After just two seasons at the helm, Tiffany Darling has resigned as head coach of the Peninsula College women's basketball team.
College athletic director Rick Ross confirmed Darling signed a letter of resignation that she submitted to college president Tom Keegan on March 12.
Ross declined to comment regarding Darling's reasons for her resignation; Darling had not returned phone calls as of late last week.
In two seasons as head coach at Peninsula, the Pirates were 24-26, including a 15-17 mark in NWAACC play. After finishing with a .500 mark in conference play in 2006-07, the Pirates had a solid recruiting class and high hopes for 2007-08. But injuries thwarted star recruit Ayla Brown's debut, 2006-07 star Brooke Helpenstell decided not to play and sophomore starter Kathleen Wilson left the team before season's end.
Now, the Pirates are looking for their third coach in four years.
"We're trying to move on that as quickly as possible," Ross said, noting that recruiting for 2008-09 players is already under way. "One of the challenges for us is what to put together to offer a prospective coach. As soon as we have that laid out, we'll post that job."
As of late last week, assistant coach Kathy Langston, a 30-year veteran of high school and college coaching, is assuming recruiting and other coaching responsibilities, Ross said.
"We've got a really good core (of players)," Ross said. "We want to find someone they're happy they're playing for and someone who can be out recruiting."
Ross said that it can be hard to keep community college coaches at one school because of the nature of the career: coaches often use such positions as springboards to bigger schools.
"Some (coaches) stay longer than others; you hope they stay around," Ross said. "But we also support their career goals."
Darling came to Peninsula College after a stint as assistant coach at St. Martin's University in Lacey.

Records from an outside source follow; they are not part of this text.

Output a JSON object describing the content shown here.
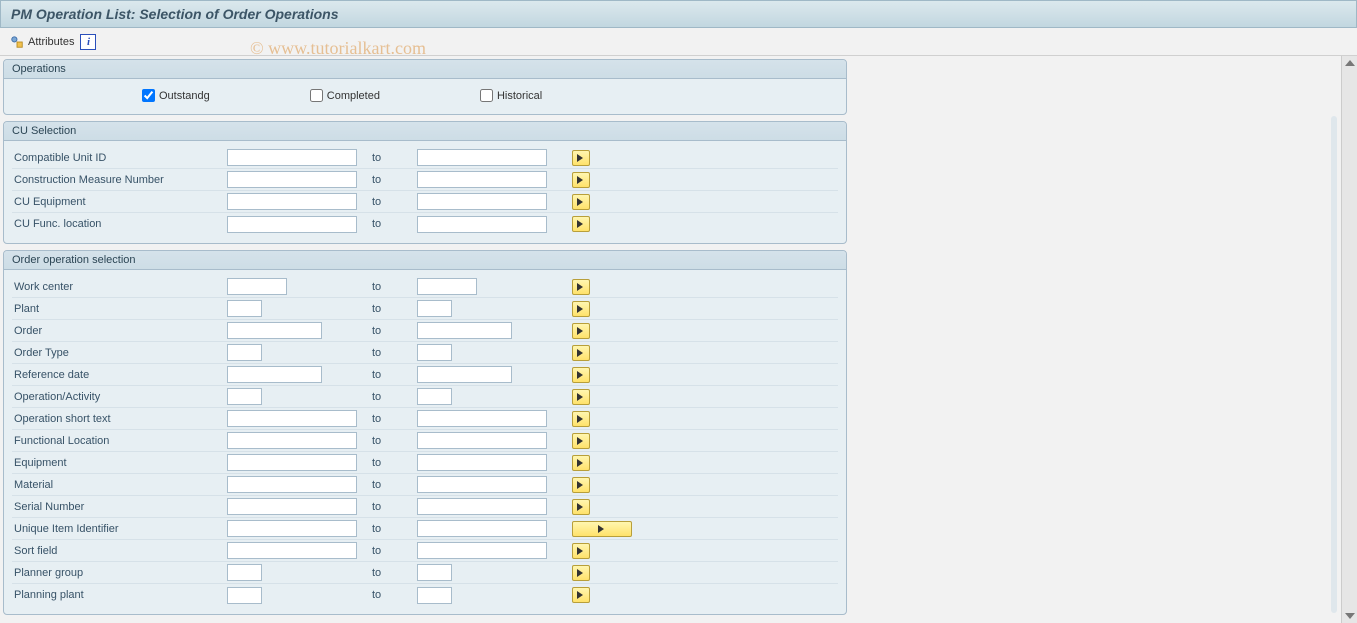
{
  "header": {
    "title": "PM Operation List: Selection of Order Operations"
  },
  "toolbar": {
    "attributes_label": "Attributes"
  },
  "watermark": "© www.tutorialkart.com",
  "groups": {
    "operations": {
      "title": "Operations",
      "checkboxes": {
        "outstanding": {
          "label": "Outstandg",
          "checked": true
        },
        "completed": {
          "label": "Completed",
          "checked": false
        },
        "historical": {
          "label": "Historical",
          "checked": false
        }
      }
    },
    "cu_selection": {
      "title": "CU Selection",
      "fields": [
        {
          "label": "Compatible Unit ID",
          "from_w": "w130",
          "to_w": "w130"
        },
        {
          "label": "Construction Measure Number",
          "from_w": "w130",
          "to_w": "w130"
        },
        {
          "label": "CU Equipment",
          "from_w": "w130",
          "to_w": "w130"
        },
        {
          "label": "CU Func. location",
          "from_w": "w130",
          "to_w": "w130"
        }
      ]
    },
    "order_op_selection": {
      "title": "Order operation selection",
      "fields": [
        {
          "label": "Work center",
          "from_w": "w60",
          "to_w": "w60"
        },
        {
          "label": "Plant",
          "from_w": "w35",
          "to_w": "w35"
        },
        {
          "label": "Order",
          "from_w": "w95",
          "to_w": "w95"
        },
        {
          "label": "Order Type",
          "from_w": "w35",
          "to_w": "w35"
        },
        {
          "label": "Reference date",
          "from_w": "w95",
          "to_w": "w95"
        },
        {
          "label": "Operation/Activity",
          "from_w": "w35",
          "to_w": "w35"
        },
        {
          "label": "Operation short text",
          "from_w": "w130",
          "to_w": "w130"
        },
        {
          "label": "Functional Location",
          "from_w": "w130",
          "to_w": "w130"
        },
        {
          "label": "Equipment",
          "from_w": "w130",
          "to_w": "w130"
        },
        {
          "label": "Material",
          "from_w": "w130",
          "to_w": "w130"
        },
        {
          "label": "Serial Number",
          "from_w": "w130",
          "to_w": "w130"
        },
        {
          "label": "Unique Item Identifier",
          "from_w": "w130",
          "to_w": "w130",
          "wide_btn": true
        },
        {
          "label": "Sort field",
          "from_w": "w130",
          "to_w": "w130"
        },
        {
          "label": "Planner group",
          "from_w": "w35",
          "to_w": "w35"
        },
        {
          "label": "Planning plant",
          "from_w": "w35",
          "to_w": "w35"
        }
      ]
    }
  },
  "shared": {
    "to_label": "to"
  }
}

Prior to that, she was the head coach at Warden High School in eastern Washington where, in only two years, her team won the league championship, the school's first-ever district championship and a berth at state.